- Work required -
Give back the full listing exactly as it appears below.

** Data supplied follows **

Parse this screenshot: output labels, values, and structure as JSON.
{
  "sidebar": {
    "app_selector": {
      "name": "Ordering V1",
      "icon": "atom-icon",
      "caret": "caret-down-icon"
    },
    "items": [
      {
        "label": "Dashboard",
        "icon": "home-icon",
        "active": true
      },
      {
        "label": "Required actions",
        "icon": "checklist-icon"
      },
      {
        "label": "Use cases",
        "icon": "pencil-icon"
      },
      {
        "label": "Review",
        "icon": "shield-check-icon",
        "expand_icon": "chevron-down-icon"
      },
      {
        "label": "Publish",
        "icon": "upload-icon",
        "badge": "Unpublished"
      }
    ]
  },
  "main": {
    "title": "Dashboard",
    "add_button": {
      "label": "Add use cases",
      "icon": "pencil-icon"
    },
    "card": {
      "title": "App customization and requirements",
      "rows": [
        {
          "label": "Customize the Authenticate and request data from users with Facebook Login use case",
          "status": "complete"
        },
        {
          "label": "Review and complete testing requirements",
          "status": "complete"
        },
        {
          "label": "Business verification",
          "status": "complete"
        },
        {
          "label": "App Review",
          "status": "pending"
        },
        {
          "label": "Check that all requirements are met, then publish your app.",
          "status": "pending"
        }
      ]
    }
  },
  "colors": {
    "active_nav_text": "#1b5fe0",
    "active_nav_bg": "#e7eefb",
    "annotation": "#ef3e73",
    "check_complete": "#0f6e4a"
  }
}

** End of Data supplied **

- Reply -
Parse this screenshot: output labels, values, and structure as JSON.
{
  "sidebar": {
    "app_selector": {
      "name": "Ordering V1",
      "icon": "atom-icon",
      "caret": "caret-down-icon"
    },
    "items": [
      {
        "label": "Dashboard",
        "icon": "home-icon",
        "active": true
      },
      {
        "label": "Required actions",
        "icon": "checklist-icon"
      },
      {
        "label": "Use cases",
        "icon": "pencil-icon"
      },
      {
        "label": "Review",
        "icon": "shield-check-icon",
        "expand_icon": "chevron-down-icon"
      },
      {
        "label": "Publish",
        "icon": "upload-icon",
        "badge": "Unpublished"
      }
    ]
  },
  "main": {
    "title": "Dashboard",
    "add_button": {
      "label": "Add use cases",
      "icon": "pencil-icon"
    },
    "card": {
      "title": "App customization and requirements",
      "rows": [
        {
          "label": "Customize the Authenticate and request data from users with Facebook Login use case",
          "status": "complete"
        },
        {
          "label": "Review and complete testing requirements",
          "status": "complete"
        },
        {
          "label": "Business verification",
          "status": "complete"
        },
        {
          "label": "App Review",
          "status": "pending"
        },
        {
          "label": "Check that all requirements are met, then publish your app.",
          "status": "pending"
        }
      ]
    }
  },
  "colors": {
    "active_nav_text": "#1b5fe0",
    "active_nav_bg": "#e7eefb",
    "annotation": "#ef3e73",
    "check_complete": "#0f6e4a"
  }
}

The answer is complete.